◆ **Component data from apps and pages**
-- Opening Marker --

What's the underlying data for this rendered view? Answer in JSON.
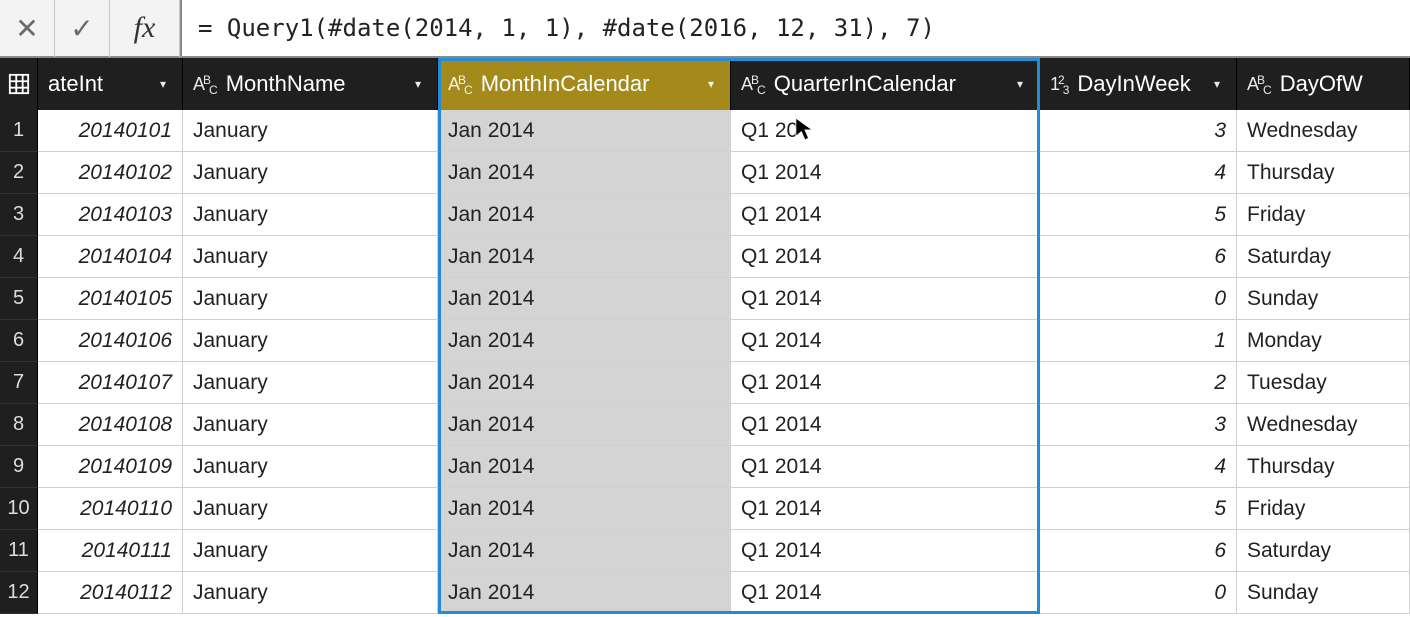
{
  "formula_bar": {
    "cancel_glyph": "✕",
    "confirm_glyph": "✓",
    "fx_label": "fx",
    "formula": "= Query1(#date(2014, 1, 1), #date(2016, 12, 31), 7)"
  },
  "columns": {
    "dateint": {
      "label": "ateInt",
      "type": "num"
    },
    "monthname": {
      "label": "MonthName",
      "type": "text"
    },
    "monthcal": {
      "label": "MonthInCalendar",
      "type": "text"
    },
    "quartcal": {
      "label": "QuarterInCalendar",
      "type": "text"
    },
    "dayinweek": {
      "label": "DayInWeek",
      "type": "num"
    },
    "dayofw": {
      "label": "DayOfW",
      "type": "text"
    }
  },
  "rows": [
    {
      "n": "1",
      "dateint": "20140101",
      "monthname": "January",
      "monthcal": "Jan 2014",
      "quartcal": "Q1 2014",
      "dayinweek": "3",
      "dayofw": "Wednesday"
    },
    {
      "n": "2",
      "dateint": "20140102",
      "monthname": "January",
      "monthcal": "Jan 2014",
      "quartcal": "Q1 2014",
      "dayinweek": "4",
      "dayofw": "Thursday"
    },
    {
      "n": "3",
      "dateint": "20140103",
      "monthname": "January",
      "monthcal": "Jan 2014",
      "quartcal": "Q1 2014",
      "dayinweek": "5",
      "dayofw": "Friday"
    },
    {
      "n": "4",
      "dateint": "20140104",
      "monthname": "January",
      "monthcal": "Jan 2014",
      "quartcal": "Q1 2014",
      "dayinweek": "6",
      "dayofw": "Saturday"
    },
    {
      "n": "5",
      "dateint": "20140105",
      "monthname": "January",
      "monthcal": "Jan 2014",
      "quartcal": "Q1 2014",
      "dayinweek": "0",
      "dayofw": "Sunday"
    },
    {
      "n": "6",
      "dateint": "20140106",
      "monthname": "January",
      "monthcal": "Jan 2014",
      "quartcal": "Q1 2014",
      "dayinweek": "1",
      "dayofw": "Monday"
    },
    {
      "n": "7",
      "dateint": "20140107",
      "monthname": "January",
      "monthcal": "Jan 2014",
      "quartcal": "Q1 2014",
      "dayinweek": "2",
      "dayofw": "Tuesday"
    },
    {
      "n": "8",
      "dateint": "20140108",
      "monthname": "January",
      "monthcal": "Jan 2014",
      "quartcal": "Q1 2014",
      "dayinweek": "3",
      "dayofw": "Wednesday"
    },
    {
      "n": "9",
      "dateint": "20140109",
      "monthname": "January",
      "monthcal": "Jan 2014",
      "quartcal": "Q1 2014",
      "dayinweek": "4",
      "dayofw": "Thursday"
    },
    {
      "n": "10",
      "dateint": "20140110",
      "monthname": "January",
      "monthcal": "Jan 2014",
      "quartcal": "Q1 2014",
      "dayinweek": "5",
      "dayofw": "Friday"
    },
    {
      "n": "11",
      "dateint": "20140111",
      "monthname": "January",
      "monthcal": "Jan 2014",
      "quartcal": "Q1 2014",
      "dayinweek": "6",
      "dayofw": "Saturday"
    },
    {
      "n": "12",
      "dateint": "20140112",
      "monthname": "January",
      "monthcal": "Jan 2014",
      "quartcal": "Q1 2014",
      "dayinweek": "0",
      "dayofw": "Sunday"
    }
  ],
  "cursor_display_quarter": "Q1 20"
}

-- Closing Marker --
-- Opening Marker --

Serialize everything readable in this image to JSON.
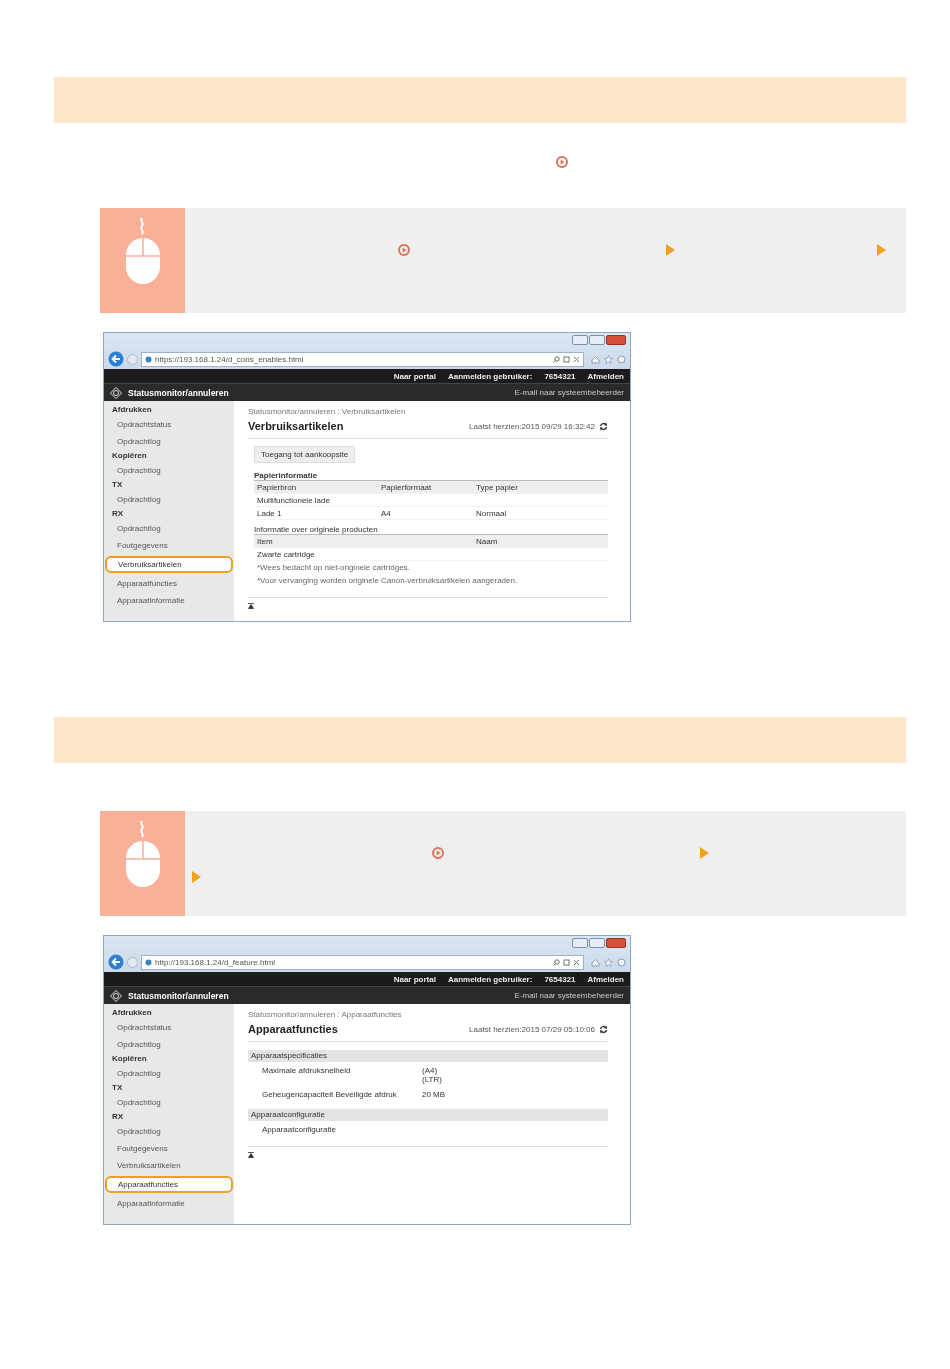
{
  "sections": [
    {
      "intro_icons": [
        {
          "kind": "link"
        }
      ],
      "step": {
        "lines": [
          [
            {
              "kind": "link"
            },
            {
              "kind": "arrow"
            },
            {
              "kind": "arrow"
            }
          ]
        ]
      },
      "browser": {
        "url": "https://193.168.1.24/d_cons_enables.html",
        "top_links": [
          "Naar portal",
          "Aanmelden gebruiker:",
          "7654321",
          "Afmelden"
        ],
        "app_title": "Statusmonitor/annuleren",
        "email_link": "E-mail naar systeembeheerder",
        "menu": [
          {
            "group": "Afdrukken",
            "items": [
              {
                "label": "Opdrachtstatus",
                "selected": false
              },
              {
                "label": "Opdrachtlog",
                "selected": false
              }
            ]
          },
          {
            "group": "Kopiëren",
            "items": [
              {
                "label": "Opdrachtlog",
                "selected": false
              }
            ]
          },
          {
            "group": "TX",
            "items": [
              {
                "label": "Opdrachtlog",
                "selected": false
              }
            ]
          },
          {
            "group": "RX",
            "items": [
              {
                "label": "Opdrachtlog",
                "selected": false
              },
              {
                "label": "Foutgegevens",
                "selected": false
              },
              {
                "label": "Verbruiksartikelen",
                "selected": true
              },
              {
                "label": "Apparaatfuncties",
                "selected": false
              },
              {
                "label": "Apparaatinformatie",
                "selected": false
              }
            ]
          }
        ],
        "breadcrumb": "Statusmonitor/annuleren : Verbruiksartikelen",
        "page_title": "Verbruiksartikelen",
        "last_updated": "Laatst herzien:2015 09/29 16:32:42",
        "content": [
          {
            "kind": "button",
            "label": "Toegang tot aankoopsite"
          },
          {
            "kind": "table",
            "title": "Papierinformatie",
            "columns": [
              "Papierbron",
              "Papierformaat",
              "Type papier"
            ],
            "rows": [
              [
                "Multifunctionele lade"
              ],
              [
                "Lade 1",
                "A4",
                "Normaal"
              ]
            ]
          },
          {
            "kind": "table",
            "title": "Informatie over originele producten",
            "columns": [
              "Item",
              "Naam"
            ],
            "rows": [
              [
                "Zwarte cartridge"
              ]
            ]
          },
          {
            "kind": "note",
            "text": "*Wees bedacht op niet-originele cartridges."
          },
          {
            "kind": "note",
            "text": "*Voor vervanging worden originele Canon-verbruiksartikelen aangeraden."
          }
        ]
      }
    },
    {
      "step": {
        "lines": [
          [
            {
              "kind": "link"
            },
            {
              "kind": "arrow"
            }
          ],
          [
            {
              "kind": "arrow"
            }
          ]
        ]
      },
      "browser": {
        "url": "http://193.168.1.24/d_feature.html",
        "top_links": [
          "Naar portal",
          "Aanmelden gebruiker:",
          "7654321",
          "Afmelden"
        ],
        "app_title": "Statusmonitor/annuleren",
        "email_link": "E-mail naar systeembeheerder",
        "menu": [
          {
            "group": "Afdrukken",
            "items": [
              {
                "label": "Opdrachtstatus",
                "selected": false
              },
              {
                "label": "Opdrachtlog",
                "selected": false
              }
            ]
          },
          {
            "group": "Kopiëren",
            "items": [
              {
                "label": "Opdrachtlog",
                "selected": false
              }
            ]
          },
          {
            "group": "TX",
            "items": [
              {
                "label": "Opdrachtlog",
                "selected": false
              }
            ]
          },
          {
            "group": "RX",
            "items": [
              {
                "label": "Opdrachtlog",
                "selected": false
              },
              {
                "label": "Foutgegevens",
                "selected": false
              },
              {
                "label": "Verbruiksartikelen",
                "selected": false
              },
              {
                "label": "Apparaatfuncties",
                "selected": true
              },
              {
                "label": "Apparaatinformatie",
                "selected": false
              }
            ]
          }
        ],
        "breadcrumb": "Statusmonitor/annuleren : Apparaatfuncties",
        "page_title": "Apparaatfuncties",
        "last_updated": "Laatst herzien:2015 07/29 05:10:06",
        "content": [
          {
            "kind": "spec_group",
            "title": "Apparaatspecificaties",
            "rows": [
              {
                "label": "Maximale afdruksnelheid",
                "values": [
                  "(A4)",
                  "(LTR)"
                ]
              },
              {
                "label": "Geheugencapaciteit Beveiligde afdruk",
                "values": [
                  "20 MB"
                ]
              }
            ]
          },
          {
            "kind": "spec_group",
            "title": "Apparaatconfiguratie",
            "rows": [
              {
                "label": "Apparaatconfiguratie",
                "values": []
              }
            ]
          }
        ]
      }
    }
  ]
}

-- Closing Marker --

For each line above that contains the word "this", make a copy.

What's the underlying data for this rendered view? Answer in JSON.
Serialize everything readable in this image to JSON.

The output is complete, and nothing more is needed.